Copy out every line of the records in which "ANNOTATION" can be found.
↓
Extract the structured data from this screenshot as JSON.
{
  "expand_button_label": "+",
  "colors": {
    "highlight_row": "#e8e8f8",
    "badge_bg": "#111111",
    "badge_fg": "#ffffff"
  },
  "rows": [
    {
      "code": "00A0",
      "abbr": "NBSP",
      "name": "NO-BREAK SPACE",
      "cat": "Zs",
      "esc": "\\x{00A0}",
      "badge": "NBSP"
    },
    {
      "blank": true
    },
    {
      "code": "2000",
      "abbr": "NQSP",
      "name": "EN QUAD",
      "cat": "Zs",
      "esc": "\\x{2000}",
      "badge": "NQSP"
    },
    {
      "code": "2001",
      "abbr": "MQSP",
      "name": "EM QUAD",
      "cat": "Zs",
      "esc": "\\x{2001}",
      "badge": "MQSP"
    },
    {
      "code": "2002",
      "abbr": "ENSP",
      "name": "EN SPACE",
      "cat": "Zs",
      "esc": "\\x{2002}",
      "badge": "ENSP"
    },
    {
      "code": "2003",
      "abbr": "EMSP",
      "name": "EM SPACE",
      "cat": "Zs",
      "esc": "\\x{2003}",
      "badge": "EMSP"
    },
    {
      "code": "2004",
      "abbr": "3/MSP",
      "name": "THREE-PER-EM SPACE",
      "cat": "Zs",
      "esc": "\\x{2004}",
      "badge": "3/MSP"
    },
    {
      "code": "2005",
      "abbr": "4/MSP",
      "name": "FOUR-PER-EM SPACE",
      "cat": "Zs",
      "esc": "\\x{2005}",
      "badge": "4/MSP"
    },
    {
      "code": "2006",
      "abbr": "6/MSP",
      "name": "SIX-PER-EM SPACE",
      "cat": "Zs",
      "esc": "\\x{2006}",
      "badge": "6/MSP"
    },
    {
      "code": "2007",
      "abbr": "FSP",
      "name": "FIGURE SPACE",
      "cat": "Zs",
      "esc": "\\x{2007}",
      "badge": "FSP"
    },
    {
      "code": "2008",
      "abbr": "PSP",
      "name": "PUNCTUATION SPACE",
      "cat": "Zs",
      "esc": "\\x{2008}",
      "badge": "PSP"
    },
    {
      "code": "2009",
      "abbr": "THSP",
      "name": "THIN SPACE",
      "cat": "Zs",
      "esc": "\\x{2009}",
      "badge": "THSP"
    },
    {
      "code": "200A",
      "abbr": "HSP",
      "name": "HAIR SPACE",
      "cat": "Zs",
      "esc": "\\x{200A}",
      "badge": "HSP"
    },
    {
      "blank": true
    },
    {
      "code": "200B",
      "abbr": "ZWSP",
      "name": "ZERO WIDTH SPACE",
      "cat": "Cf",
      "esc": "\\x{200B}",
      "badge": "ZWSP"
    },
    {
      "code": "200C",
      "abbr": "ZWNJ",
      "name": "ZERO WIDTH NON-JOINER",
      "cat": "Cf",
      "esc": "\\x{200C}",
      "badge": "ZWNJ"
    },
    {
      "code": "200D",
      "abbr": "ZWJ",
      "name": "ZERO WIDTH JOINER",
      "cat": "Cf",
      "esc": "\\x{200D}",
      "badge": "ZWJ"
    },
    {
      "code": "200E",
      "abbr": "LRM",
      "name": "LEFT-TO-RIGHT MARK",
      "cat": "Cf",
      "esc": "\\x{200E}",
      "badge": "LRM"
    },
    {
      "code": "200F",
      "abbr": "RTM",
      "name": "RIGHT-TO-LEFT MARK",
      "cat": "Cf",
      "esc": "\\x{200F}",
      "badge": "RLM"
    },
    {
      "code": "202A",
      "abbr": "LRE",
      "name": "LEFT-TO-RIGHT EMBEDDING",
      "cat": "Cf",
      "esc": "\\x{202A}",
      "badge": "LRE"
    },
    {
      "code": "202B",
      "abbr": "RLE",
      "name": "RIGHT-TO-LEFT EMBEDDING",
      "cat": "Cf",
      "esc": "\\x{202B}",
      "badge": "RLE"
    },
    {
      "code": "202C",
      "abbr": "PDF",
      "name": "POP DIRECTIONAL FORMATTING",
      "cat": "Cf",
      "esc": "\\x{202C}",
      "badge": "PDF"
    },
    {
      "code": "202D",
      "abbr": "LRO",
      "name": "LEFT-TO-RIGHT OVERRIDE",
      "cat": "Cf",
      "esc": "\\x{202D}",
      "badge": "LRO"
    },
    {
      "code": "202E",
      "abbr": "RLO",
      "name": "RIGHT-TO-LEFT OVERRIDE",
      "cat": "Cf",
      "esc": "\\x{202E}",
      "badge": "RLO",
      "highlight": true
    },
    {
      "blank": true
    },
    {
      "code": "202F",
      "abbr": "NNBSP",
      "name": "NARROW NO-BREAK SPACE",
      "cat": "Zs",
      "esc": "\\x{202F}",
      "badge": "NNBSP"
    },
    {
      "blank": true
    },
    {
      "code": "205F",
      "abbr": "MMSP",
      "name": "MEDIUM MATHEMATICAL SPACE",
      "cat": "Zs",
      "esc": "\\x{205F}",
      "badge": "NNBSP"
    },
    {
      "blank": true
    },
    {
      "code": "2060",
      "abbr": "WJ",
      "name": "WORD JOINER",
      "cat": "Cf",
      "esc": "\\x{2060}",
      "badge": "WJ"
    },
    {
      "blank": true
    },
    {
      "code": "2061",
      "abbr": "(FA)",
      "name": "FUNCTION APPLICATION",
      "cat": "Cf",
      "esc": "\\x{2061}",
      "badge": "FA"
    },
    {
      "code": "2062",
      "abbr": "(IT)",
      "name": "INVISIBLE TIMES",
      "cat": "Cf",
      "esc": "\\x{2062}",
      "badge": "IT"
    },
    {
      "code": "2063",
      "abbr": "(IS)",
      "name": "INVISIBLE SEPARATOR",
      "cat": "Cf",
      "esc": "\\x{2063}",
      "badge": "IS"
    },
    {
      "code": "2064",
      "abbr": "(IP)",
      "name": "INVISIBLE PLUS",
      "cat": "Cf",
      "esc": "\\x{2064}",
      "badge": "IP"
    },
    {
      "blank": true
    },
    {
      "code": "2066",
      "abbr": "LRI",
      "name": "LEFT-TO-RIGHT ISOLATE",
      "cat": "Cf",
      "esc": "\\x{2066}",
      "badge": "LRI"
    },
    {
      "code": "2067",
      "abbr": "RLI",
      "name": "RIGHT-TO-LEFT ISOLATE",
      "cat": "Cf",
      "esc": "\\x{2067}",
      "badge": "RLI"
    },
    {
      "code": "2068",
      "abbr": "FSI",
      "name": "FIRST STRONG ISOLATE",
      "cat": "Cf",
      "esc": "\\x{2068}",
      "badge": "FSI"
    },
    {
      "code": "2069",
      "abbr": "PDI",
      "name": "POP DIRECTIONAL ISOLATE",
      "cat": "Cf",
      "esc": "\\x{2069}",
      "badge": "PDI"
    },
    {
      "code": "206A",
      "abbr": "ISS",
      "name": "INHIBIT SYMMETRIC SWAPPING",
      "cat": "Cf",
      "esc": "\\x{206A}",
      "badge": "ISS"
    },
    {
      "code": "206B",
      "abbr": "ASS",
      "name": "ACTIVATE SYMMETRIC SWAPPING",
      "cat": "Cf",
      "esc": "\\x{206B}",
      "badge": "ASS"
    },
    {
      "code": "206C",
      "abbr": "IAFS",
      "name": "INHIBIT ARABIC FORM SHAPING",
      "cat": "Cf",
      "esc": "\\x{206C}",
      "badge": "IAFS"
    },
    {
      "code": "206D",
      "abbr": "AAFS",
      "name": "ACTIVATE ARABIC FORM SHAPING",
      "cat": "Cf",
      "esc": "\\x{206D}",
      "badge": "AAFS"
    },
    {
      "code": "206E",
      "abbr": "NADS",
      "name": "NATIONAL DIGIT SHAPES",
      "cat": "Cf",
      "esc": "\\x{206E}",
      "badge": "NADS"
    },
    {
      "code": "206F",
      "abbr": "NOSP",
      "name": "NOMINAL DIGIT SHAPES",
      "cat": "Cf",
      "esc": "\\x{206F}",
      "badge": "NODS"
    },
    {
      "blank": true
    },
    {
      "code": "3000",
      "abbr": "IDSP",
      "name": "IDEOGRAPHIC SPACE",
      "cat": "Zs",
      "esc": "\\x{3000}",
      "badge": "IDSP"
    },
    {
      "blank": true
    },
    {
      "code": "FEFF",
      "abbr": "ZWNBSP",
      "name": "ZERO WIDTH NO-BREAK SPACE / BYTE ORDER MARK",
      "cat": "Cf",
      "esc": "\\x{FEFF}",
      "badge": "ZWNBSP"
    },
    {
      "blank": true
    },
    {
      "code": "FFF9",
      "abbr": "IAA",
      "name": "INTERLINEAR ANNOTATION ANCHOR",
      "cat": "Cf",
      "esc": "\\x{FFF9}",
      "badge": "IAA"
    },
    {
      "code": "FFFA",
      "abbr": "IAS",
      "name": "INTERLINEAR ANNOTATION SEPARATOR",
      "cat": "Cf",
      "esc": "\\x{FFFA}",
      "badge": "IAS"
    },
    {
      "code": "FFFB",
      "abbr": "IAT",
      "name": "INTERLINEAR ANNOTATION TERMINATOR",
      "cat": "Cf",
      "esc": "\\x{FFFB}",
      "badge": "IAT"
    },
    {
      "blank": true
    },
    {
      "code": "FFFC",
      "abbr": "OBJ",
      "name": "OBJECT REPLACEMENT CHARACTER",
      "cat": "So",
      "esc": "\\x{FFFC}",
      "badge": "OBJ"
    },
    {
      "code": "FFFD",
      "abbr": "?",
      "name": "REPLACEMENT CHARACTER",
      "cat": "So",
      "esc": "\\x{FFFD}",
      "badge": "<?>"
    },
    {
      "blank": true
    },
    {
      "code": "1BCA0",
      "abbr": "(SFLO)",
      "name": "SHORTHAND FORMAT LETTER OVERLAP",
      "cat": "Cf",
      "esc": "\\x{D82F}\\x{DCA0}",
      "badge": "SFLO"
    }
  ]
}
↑
» **ANSWER SPACE**
      "name": "INTERLINEAR ANNOTATION ANCHOR",
      "name": "INTERLINEAR ANNOTATION SEPARATOR",
      "name": "INTERLINEAR ANNOTATION TERMINATOR",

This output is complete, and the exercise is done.